> **WHAT TO DO**
Of all the lines in the records below, copy only those that contain the string "title".

Records from a collection:
::::::::::
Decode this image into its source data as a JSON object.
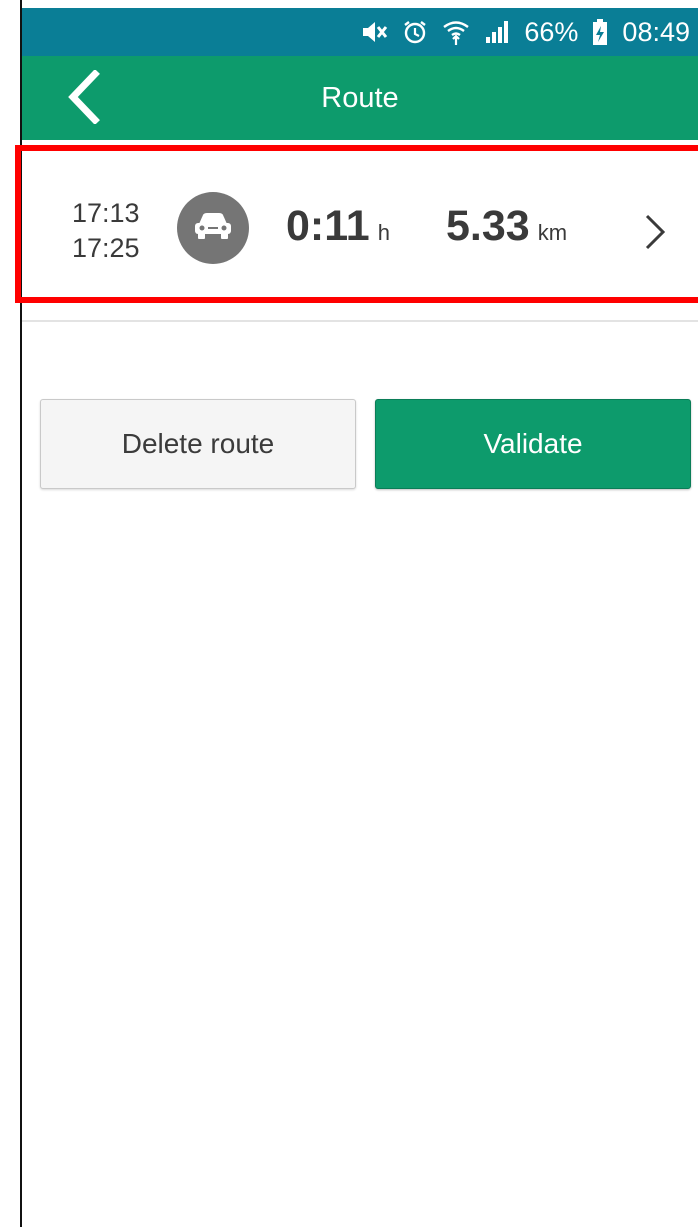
{
  "status_bar": {
    "battery_percent": "66%",
    "time": "08:49",
    "icons": [
      "mute-icon",
      "alarm-icon",
      "wifi-icon",
      "signal-icon",
      "battery-charging-icon"
    ]
  },
  "app_bar": {
    "title": "Route",
    "back_icon": "back-arrow-icon"
  },
  "route": {
    "start_time": "17:13",
    "end_time": "17:25",
    "transport_icon": "car-icon",
    "duration_value": "0:11",
    "duration_unit": "h",
    "distance_value": "5.33",
    "distance_unit": "km",
    "chevron_icon": "chevron-right-icon"
  },
  "actions": {
    "delete_label": "Delete route",
    "validate_label": "Validate"
  },
  "colors": {
    "status_bar": "#0a7e96",
    "app_bar": "#0d9b6c",
    "validate_button": "#0d9b6c",
    "highlight": "#ff0000",
    "car_circle": "#757575"
  }
}
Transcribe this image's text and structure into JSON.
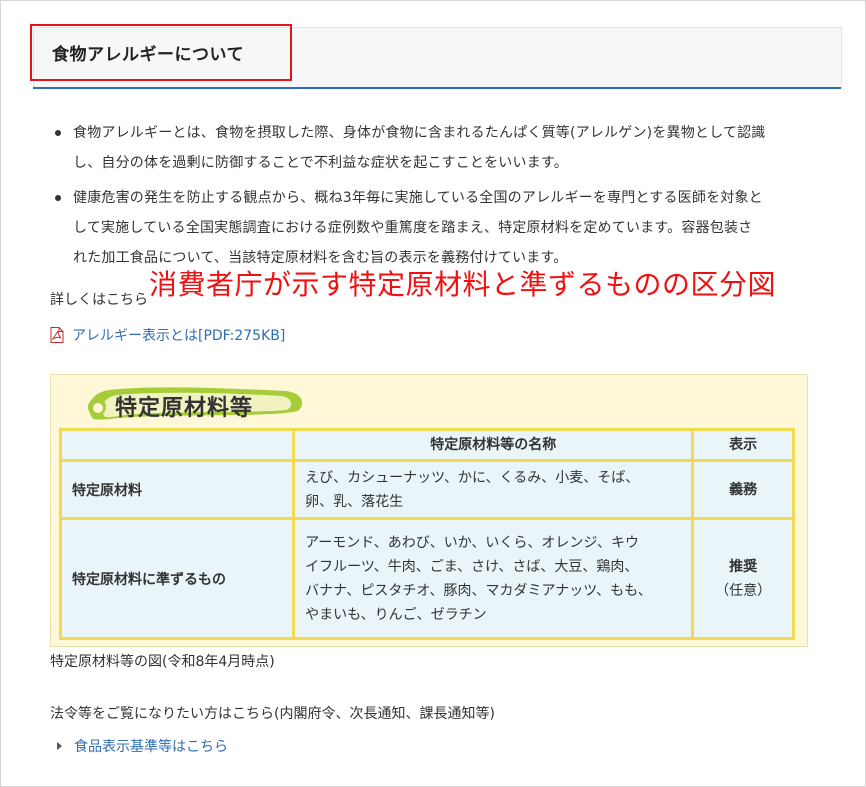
{
  "heading": {
    "title": "食物アレルギーについて"
  },
  "bullets": [
    {
      "lines": [
        "食物アレルギーとは、食物を摂取した際、身体が食物に含まれるたんぱく質等(アレルゲン)を異物として認識",
        "し、自分の体を過剰に防御することで不利益な症状を起こすことをいいます。"
      ]
    },
    {
      "lines": [
        "健康危害の発生を防止する観点から、概ね3年毎に実施している全国のアレルギーを専門とする医師を対象と",
        "して実施している全国実態調査における症例数や重篤度を踏まえ、特定原材料を定めています。容器包装さ",
        "れた加工食品について、当該特定原材料を含む旨の表示を義務付けています。"
      ]
    }
  ],
  "overlay_caption": "消費者庁が示す特定原材料と準ずるものの区分図",
  "details_label": "詳しくはこちら",
  "pdf_link": {
    "label": "アレルギー表示とは[PDF:275KB]",
    "icon": "pdf-icon"
  },
  "figure": {
    "title": "特定原材料等",
    "headers": [
      "",
      "特定原材料等の名称",
      "表示"
    ],
    "rows": [
      {
        "category": "特定原材料",
        "names": [
          "えび、カシューナッツ、かに、くるみ、小麦、そば、",
          "卵、乳、落花生"
        ],
        "label": [
          "義務"
        ]
      },
      {
        "category": "特定原材料に準ずるもの",
        "names": [
          "アーモンド、あわび、いか、いくら、オレンジ、キウ",
          "イフルーツ、牛肉、ごま、さけ、さば、大豆、鶏肉、",
          "バナナ、ピスタチオ、豚肉、マカダミアナッツ、もも、",
          "やまいも、りんご、ゼラチン"
        ],
        "label": [
          "推奨",
          "（任意）"
        ]
      }
    ],
    "colors": {
      "border": "#f2da53",
      "cell_bg": "#e9f5f9",
      "bg": "#fff8d8",
      "brush": "#a6cc3a"
    }
  },
  "figure_caption": "特定原材料等の図(令和8年4月時点)",
  "laws_label": "法令等をご覧になりたい方はこちら(内閣府令、次長通知、課長通知等)",
  "std_link": {
    "label": "食品表示基準等はこちら",
    "icon": "triangle-right-icon"
  },
  "colors": {
    "accent": "#2d6fb4",
    "highlight_red": "#e3121b",
    "link": "#2f6db3"
  }
}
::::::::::
> **TASK RESPONSE**
    "title": "Route",
    "title": "食物アレルギーについて"
    "title": "特定原材料等",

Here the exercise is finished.